**Page and application data records:**
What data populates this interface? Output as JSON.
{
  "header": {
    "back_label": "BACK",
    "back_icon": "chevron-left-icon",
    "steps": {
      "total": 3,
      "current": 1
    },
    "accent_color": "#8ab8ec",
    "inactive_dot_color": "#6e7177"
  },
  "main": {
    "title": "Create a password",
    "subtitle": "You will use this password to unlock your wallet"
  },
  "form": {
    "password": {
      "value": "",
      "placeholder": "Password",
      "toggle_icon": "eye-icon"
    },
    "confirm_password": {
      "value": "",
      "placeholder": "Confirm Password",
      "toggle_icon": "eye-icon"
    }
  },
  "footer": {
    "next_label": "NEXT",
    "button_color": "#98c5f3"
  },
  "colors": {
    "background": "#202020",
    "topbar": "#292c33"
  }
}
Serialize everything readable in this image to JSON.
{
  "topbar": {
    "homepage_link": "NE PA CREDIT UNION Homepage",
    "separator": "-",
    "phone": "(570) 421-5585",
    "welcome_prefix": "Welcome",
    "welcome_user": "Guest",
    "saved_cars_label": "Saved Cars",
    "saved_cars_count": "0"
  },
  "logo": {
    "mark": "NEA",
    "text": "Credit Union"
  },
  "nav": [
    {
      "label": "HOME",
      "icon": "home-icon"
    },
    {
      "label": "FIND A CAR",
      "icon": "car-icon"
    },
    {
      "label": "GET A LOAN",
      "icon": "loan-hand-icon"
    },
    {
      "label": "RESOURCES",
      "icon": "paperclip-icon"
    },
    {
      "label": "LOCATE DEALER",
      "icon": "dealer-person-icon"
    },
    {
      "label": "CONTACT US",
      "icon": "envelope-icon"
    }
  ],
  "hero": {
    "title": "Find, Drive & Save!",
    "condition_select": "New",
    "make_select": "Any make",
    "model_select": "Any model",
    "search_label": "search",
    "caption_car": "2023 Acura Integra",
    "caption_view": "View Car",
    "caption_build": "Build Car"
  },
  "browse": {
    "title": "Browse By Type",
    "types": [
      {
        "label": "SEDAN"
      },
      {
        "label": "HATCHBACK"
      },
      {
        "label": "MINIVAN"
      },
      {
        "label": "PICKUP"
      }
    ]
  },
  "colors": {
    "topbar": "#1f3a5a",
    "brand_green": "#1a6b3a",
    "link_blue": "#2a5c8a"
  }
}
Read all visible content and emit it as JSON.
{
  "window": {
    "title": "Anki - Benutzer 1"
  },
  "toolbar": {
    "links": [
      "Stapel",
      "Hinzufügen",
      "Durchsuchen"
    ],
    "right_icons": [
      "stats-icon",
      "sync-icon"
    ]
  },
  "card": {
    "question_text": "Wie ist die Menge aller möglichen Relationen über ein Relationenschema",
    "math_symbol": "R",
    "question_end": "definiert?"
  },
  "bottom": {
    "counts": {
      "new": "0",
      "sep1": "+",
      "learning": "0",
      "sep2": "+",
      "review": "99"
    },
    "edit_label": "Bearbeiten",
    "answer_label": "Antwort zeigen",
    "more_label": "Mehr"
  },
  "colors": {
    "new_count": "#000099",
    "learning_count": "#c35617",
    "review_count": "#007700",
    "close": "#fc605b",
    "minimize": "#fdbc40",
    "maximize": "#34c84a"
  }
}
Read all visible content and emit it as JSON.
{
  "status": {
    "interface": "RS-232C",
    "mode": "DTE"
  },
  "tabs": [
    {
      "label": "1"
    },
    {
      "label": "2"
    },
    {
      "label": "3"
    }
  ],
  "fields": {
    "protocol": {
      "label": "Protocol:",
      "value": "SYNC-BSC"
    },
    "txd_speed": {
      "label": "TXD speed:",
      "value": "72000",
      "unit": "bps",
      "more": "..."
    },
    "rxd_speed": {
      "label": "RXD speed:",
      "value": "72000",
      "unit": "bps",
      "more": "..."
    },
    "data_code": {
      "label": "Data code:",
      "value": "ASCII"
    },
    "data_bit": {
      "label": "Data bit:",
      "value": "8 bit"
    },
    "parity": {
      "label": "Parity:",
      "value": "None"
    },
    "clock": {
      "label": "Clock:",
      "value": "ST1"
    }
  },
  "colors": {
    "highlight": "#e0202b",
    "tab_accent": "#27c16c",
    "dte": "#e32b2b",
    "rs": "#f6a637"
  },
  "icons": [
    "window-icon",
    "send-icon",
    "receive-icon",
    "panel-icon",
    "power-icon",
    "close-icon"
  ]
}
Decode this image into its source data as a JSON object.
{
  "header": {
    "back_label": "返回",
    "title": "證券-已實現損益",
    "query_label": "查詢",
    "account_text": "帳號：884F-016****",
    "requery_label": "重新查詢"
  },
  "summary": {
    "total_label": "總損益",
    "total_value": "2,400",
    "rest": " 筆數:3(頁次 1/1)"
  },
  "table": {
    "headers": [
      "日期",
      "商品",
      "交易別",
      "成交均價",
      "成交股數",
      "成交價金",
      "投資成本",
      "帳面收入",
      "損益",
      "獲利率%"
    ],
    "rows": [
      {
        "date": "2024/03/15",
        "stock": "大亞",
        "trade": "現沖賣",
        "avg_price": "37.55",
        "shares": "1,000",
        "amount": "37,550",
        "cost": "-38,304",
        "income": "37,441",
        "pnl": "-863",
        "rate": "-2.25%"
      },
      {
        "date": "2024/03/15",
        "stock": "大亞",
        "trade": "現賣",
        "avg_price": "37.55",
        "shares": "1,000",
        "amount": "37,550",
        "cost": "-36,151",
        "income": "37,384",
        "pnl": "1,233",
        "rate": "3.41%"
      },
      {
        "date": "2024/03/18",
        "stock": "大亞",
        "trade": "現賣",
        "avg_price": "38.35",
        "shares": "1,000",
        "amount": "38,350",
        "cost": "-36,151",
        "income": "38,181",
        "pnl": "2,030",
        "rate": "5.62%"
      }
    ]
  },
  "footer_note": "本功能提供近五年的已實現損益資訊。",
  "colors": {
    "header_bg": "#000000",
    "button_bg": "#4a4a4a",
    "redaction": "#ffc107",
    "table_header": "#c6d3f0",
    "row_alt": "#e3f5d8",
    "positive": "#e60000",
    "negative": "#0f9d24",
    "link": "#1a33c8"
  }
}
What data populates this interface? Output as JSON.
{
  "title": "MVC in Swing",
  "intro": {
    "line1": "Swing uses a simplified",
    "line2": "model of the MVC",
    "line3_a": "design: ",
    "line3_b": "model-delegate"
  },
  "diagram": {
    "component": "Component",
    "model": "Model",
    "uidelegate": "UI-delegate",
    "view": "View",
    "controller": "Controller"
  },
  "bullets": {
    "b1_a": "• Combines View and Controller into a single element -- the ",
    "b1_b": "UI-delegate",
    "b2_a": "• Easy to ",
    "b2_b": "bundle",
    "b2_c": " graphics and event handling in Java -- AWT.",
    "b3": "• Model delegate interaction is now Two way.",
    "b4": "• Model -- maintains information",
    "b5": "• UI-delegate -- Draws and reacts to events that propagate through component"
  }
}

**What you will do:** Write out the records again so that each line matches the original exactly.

**Answer space:**
What data populates this interface? Output as JSON.
{
  "header": {
    "back_label": "BACK",
    "back_icon": "chevron-left-icon",
    "steps": {
      "total": 3,
      "current": 1
    },
    "accent_color": "#8ab8ec",
    "inactive_dot_color": "#6e7177"
  },
  "main": {
    "title": "Create a password",
    "subtitle": "You will use this password to unlock your wallet"
  },
  "form": {
    "password": {
      "value": "",
      "placeholder": "Password",
      "toggle_icon": "eye-icon"
    },
    "confirm_password": {
      "value": "",
      "placeholder": "Confirm Password",
      "toggle_icon": "eye-icon"
    }
  },
  "footer": {
    "next_label": "NEXT",
    "button_color": "#98c5f3"
  },
  "colors": {
    "background": "#202020",
    "topbar": "#292c33"
  }
}
Serialize everything readable in this image to JSON.
{
  "topbar": {
    "homepage_link": "NE PA CREDIT UNION Homepage",
    "separator": "-",
    "phone": "(570) 421-5585",
    "welcome_prefix": "Welcome",
    "welcome_user": "Guest",
    "saved_cars_label": "Saved Cars",
    "saved_cars_count": "0"
  },
  "logo": {
    "mark": "NEA",
    "text": "Credit Union"
  },
  "nav": [
    {
      "label": "HOME",
      "icon": "home-icon"
    },
    {
      "label": "FIND A CAR",
      "icon": "car-icon"
    },
    {
      "label": "GET A LOAN",
      "icon": "loan-hand-icon"
    },
    {
      "label": "RESOURCES",
      "icon": "paperclip-icon"
    },
    {
      "label": "LOCATE DEALER",
      "icon": "dealer-person-icon"
    },
    {
      "label": "CONTACT US",
      "icon": "envelope-icon"
    }
  ],
  "hero": {
    "title": "Find, Drive & Save!",
    "condition_select": "New",
    "make_select": "Any make",
    "model_select": "Any model",
    "search_label": "search",
    "caption_car": "2023 Acura Integra",
    "caption_view": "View Car",
    "caption_build": "Build Car"
  },
  "browse": {
    "title": "Browse By Type",
    "types": [
      {
        "label": "SEDAN"
      },
      {
        "label": "HATCHBACK"
      },
      {
        "label": "MINIVAN"
      },
      {
        "label": "PICKUP"
      }
    ]
  },
  "colors": {
    "topbar": "#1f3a5a",
    "brand_green": "#1a6b3a",
    "link_blue": "#2a5c8a"
  }
}
Read all visible content and emit it as JSON.
{
  "window": {
    "title": "Anki - Benutzer 1"
  },
  "toolbar": {
    "links": [
      "Stapel",
      "Hinzufügen",
      "Durchsuchen"
    ],
    "right_icons": [
      "stats-icon",
      "sync-icon"
    ]
  },
  "card": {
    "question_text": "Wie ist die Menge aller möglichen Relationen über ein Relationenschema",
    "math_symbol": "R",
    "question_end": "definiert?"
  },
  "bottom": {
    "counts": {
      "new": "0",
      "sep1": "+",
      "learning": "0",
      "sep2": "+",
      "review": "99"
    },
    "edit_label": "Bearbeiten",
    "answer_label": "Antwort zeigen",
    "more_label": "Mehr"
  },
  "colors": {
    "new_count": "#000099",
    "learning_count": "#c35617",
    "review_count": "#007700",
    "close": "#fc605b",
    "minimize": "#fdbc40",
    "maximize": "#34c84a"
  }
}
Read all visible content and emit it as JSON.
{
  "status": {
    "interface": "RS-232C",
    "mode": "DTE"
  },
  "tabs": [
    {
      "label": "1"
    },
    {
      "label": "2"
    },
    {
      "label": "3"
    }
  ],
  "fields": {
    "protocol": {
      "label": "Protocol:",
      "value": "SYNC-BSC"
    },
    "txd_speed": {
      "label": "TXD speed:",
      "value": "72000",
      "unit": "bps",
      "more": "..."
    },
    "rxd_speed": {
      "label": "RXD speed:",
      "value": "72000",
      "unit": "bps",
      "more": "..."
    },
    "data_code": {
      "label": "Data code:",
      "value": "ASCII"
    },
    "data_bit": {
      "label": "Data bit:",
      "value": "8 bit"
    },
    "parity": {
      "label": "Parity:",
      "value": "None"
    },
    "clock": {
      "label": "Clock:",
      "value": "ST1"
    }
  },
  "colors": {
    "highlight": "#e0202b",
    "tab_accent": "#27c16c",
    "dte": "#e32b2b",
    "rs": "#f6a637"
  },
  "icons": [
    "window-icon",
    "send-icon",
    "receive-icon",
    "panel-icon",
    "power-icon",
    "close-icon"
  ]
}
Decode this image into its source data as a JSON object.
{
  "header": {
    "back_label": "返回",
    "title": "證券-已實現損益",
    "query_label": "查詢",
    "account_text": "帳號：884F-016****",
    "requery_label": "重新查詢"
  },
  "summary": {
    "total_label": "總損益",
    "total_value": "2,400",
    "rest": " 筆數:3(頁次 1/1)"
  },
  "table": {
    "headers": [
      "日期",
      "商品",
      "交易別",
      "成交均價",
      "成交股數",
      "成交價金",
      "投資成本",
      "帳面收入",
      "損益",
      "獲利率%"
    ],
    "rows": [
      {
        "date": "2024/03/15",
        "stock": "大亞",
        "trade": "現沖賣",
        "avg_price": "37.55",
        "shares": "1,000",
        "amount": "37,550",
        "cost": "-38,304",
        "income": "37,441",
        "pnl": "-863",
        "rate": "-2.25%"
      },
      {
        "date": "2024/03/15",
        "stock": "大亞",
        "trade": "現賣",
        "avg_price": "37.55",
        "shares": "1,000",
        "amount": "37,550",
        "cost": "-36,151",
        "income": "37,384",
        "pnl": "1,233",
        "rate": "3.41%"
      },
      {
        "date": "2024/03/18",
        "stock": "大亞",
        "trade": "現賣",
        "avg_price": "38.35",
        "shares": "1,000",
        "amount": "38,350",
        "cost": "-36,151",
        "income": "38,181",
        "pnl": "2,030",
        "rate": "5.62%"
      }
    ]
  },
  "footer_note": "本功能提供近五年的已實現損益資訊。",
  "colors": {
    "header_bg": "#000000",
    "button_bg": "#4a4a4a",
    "redaction": "#ffc107",
    "table_header": "#c6d3f0",
    "row_alt": "#e3f5d8",
    "positive": "#e60000",
    "negative": "#0f9d24",
    "link": "#1a33c8"
  }
}
What data populates this interface? Output as JSON.
{
  "title": "MVC in Swing",
  "intro": {
    "line1": "Swing uses a simplified",
    "line2": "model of the MVC",
    "line3_a": "design: ",
    "line3_b": "model-delegate"
  },
  "diagram": {
    "component": "Component",
    "model": "Model",
    "uidelegate": "UI-delegate",
    "view": "View",
    "controller": "Controller"
  },
  "bullets": {
    "b1_a": "• Combines View and Controller into a single element -- the ",
    "b1_b": "UI-delegate",
    "b2_a": "• Easy to ",
    "b2_b": "bundle",
    "b2_c": " graphics and event handling in Java -- AWT.",
    "b3": "• Model delegate interaction is now Two way.",
    "b4": "• Model -- maintains information",
    "b5": "• UI-delegate -- Draws and reacts to events that propagate through component"
  }
}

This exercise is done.